New Zealand Dollar US Dollar Exchange Rate Forecast

[B]New Zealand Dollar / US Dollar Monthly Technical Forecast[/B]

The NZDUSD is in the same position as the AUDUSD. The decline from its 2008 high was a 5 wave affair. A 3 wave rally from the low (.4890) should be nearing completion as price enters a resistance zone defined by the 50%-61.8% retracements of the larger advance (.6550-.6950).

[B]New Zealand Dollar / US Dollar Interest Rate Forecast[/B]

As the second-highest yielding G10 currency, the New Zealand dollar remains highly sensitive to domestic interest rate developments. The clear improvement in global risk sentiment has meant that investors now seek the attractive carry returns in the NZD/USD and NZD/JPY, and general risk-seeking behavior clearly bodes well for the high-yielder. The Reserve Bank of New Zealand has likewise placated NZD traders by showing comparatively little willingness to slash interest rates further; Overnight Index Swaps predict the RBNZ will leave rates unchanged in the coming 12 months.

Our interest rate-based New Zealand dollar forecast is bullish, but it likewise remains critical to watch general financial market trends as they relate to the NZD. A sharp deterioration in financial market conditions could easily erase much of the NZD/USD’s recent gains.

[B]New Zealand Dollar / US Dollar Valuation Forecast[/B]

[B]NZDUSD Valuation Forecast: [/B][B]Bearish[/B]

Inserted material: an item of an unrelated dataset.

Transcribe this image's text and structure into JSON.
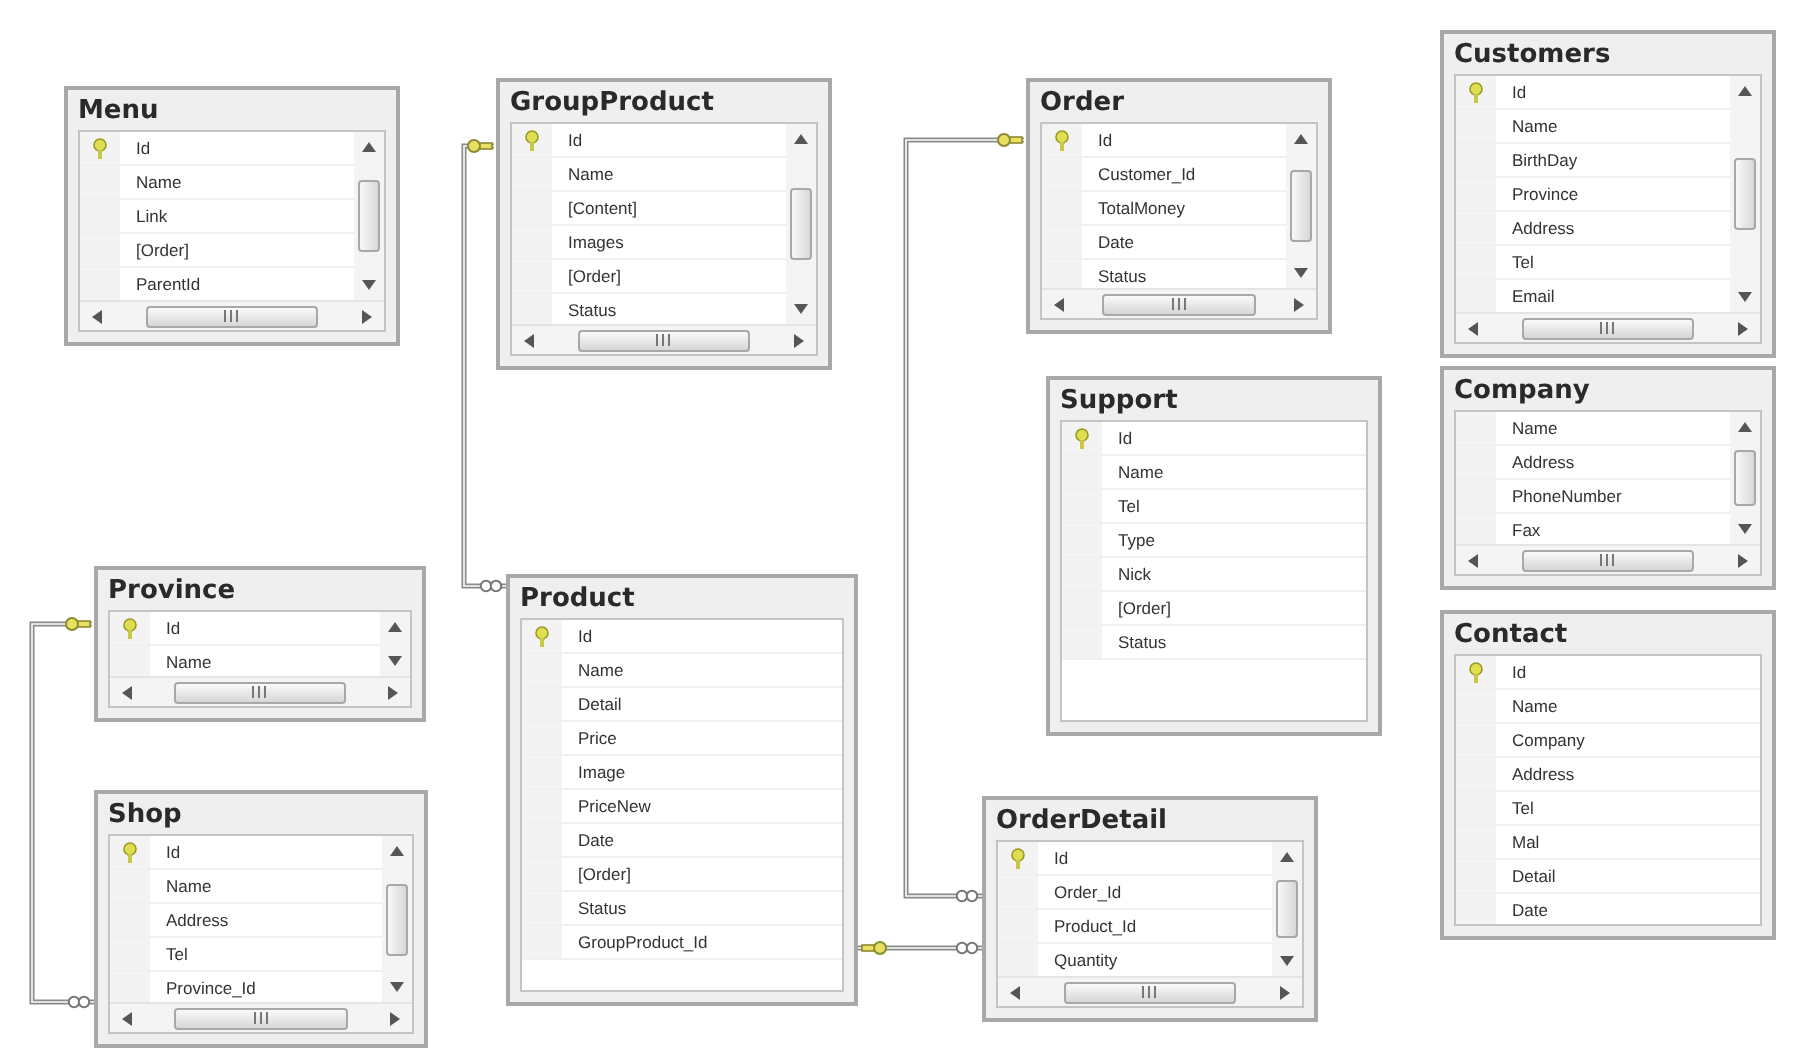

In a similar fashion to its Australian counterpart, the New Zealand Dollar has attracted substantial buying interest as capital shifted out of safety and back into risky assets. The bottom line is also effectively the same: a downward correction is to be expected as the current euphoria finds a terminal point upon traders’ rediscovery of the timid growth forecasts for this and next year. Equity prices remain the indicator to watch, with a meaningful reversal there likely to coincide with a downward correction in NZDUSD. Indeed, the pair is now 86.7% correlated with the MSCI World Stock Index.

[B]What is Purchasing Power Parity?[/B]

One of the oldest and most basic fundamental approaches to determining the “fair” exchange rate of one currency to another relies on the concept of Purchasing Power Parity. This approach says that an identical product should cost the same from one country to another, with the only difference in the price tag accounted for by the exchange rate. For example, if a pencil costs €1 in Europe and $1.20 in the US, the “fair” EURUSD exchange rate should be 1.20. For our purposes, we will use the PPP values provided annually by the Organization for Economic Cooperation and Development (OECD). We compare these values to current market rates to determine how much each currency is under- or over-valued against the US Dollar.